A STUDY DONE IN THE FREESTATE FINDS SOME ANSWERS: Author: Dr. Jopie de Beer
There is a belief that Alzheimer's disease mainly affects white and not black people. This notion is strengthened by the results of a pilot study performed in Bloemfontein where over a 10-month period only a very small number of patients at a provincial referral hospital were diagnosed with dementia The truth however, might be that dementia is just severely under-diagnosed and dementia-related symptoms are ascribed to common causes ("elderly are like that") or witchcraft. This prevents sufferers of dementia and their caregivers from getting the necessary medical attention and social support... Fortunately, Prof. Martin Prince of the Institute of Psychiatry, University of London, became concerned about the lack of precise knowledge on the prevalence of dementia in the developing world. As a matter of fact, world-wide, only 10% of research funds on dementia in the past were spent on the communities in the developing countries, constituting 66% of the world's population. In other words, 90% of the funds used to be spent on only 33% of the world's population. Prof. Prince, under the auspices of Alzheimer's Disease International, founded the 10/66 International Dementia Research Group, to address this imbalance by conducting extensive research world-wide and by focussing exclusively on the prevalence, diagnosis and management of dementia in developing countries.
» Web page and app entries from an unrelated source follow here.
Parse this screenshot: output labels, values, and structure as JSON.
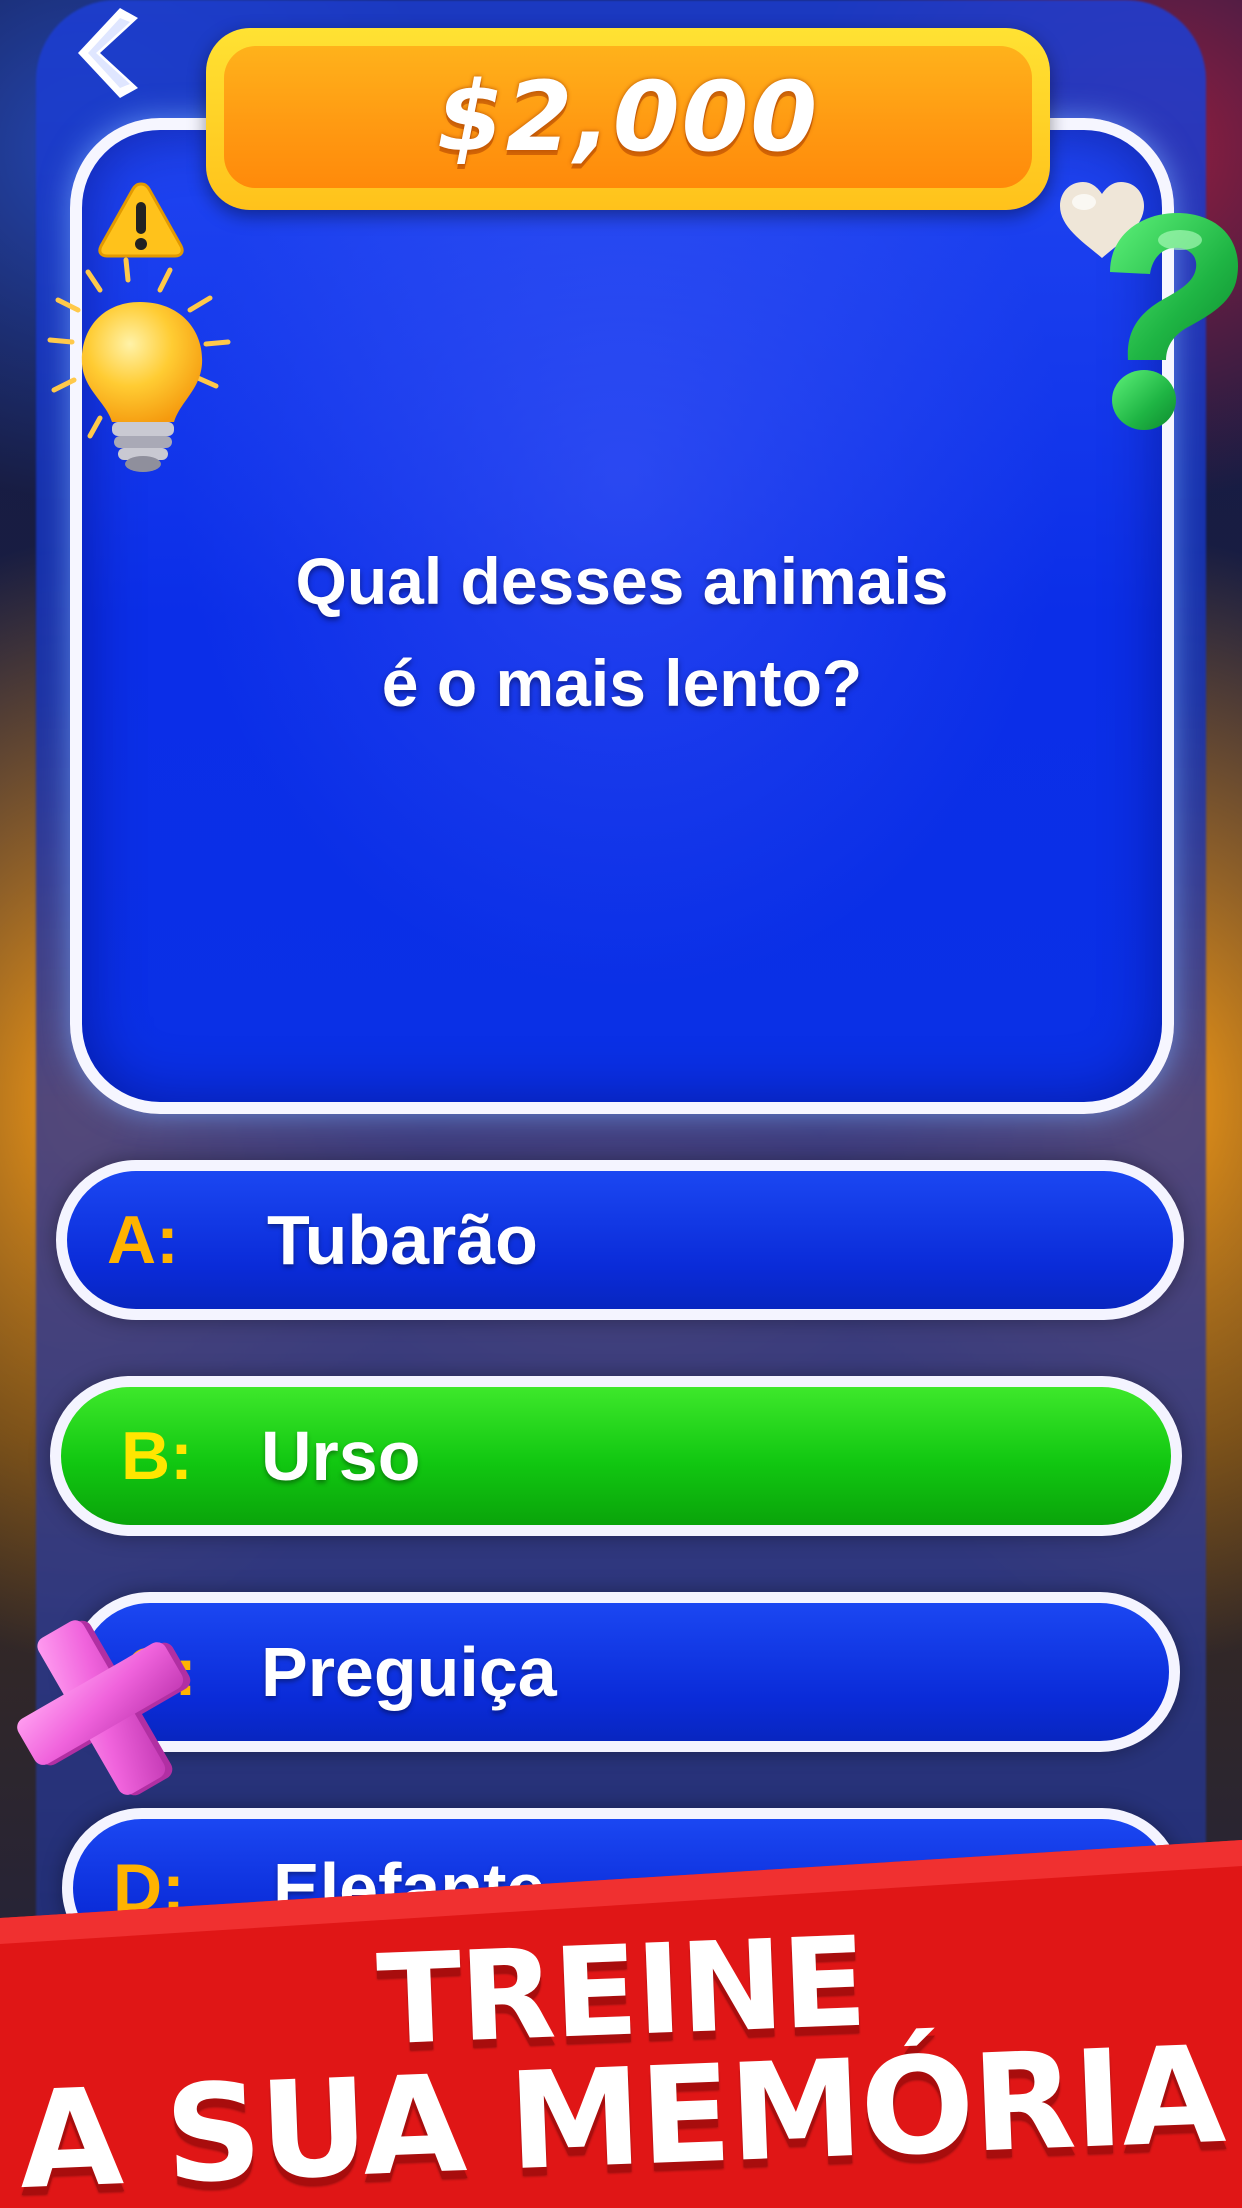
{
  "header": {
    "prize": "$2,000"
  },
  "question": {
    "line1": "Qual desses animais",
    "line2": "é o mais lento?"
  },
  "answers": [
    {
      "letter": "A:",
      "text": "Tubarão",
      "state": "default"
    },
    {
      "letter": "B:",
      "text": "Urso",
      "state": "selected"
    },
    {
      "letter": "C:",
      "text": "Preguiça",
      "state": "default"
    },
    {
      "letter": "D:",
      "text": "Elefante",
      "state": "default"
    }
  ],
  "promo": {
    "line1": "TREINE",
    "line2": "A SUA MEMÓRIA"
  },
  "icons": {
    "back": "back-chevron-icon",
    "warning": "warning-icon",
    "bulb": "lightbulb-icon",
    "heart": "heart-icon",
    "question": "question-mark-icon",
    "cross": "cross-icon"
  },
  "colors": {
    "card_blue": "#0a30e6",
    "answer_green": "#11c711",
    "prize_orange": "#ff9a12",
    "prize_yellow": "#ffd21f",
    "letter_orange": "#ffb300",
    "banner_red": "#e01616"
  }
}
Founded in 1998, this group has achieved remarkable results. They initiated 36 research centres in 27 countries, utilising 100 trained researchers. Unfortunately only one of these centres used to be in Africa, that is, in Nigeria. They meticulously executed pilot studies on the following:
- Case-finding strategies
- The diagnosis of dementia
- The behavioural and psychological problems of patients suffering from the disease
- Care arrangements
- Caregiver intervention
These pilot studies enabled the formulation of comprehensive population-based studies and detailed surveys in five countries - Brazil, Cuba, the Dominican Republic, India and China - are presently underway. However, relatively little has been done up to now in this regard in Africa and knowledge about the prevalence of dementia among the black population in Africa is scarce. A problem is that such a comprehensive population-based study is very costly. The good news is that, after a bequest especially for Alzheimer's disease-related research, Alzheimer's South Africa can now fund such a project which will be executed by the Unit for Professional Training in the Behavioural Sciences (UNIBS) of the University of the Free State (UFS). The research team consists of Prof. Adelene Grobler, Director of UNIBS, Prof. Malan Heyns, the Principal Investigator, and Rickus van der Poel, the Study Coordinator, and an extended team of academics especially from the School of Medicine of the Faculty of Health at the UFS. The study is expected to run for approximately 2-3 years during which households accommodating a population of about 40 000 Sotho- and Tswana-speakers will be visited in a effort to make contact with about 2000 elderly of whom presumably 100 will suffer from a form of dementia. It is hoped that the outcome of this comprehensive study will shed some light on the true picture of the prevalence of dementia in Africa and the effectiveness of diagnostic procedures and home-based management programs.